(Collected data)

········

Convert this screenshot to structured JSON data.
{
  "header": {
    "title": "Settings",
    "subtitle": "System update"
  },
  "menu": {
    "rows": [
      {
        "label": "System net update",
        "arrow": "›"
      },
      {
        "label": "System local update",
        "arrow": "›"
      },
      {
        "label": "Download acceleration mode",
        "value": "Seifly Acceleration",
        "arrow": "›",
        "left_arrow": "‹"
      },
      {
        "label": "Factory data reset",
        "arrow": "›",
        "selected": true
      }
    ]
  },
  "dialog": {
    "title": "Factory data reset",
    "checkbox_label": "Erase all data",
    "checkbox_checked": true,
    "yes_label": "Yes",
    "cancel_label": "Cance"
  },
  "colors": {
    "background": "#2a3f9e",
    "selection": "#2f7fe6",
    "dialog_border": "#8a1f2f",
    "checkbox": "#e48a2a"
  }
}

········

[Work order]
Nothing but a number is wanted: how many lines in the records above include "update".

[Result]
3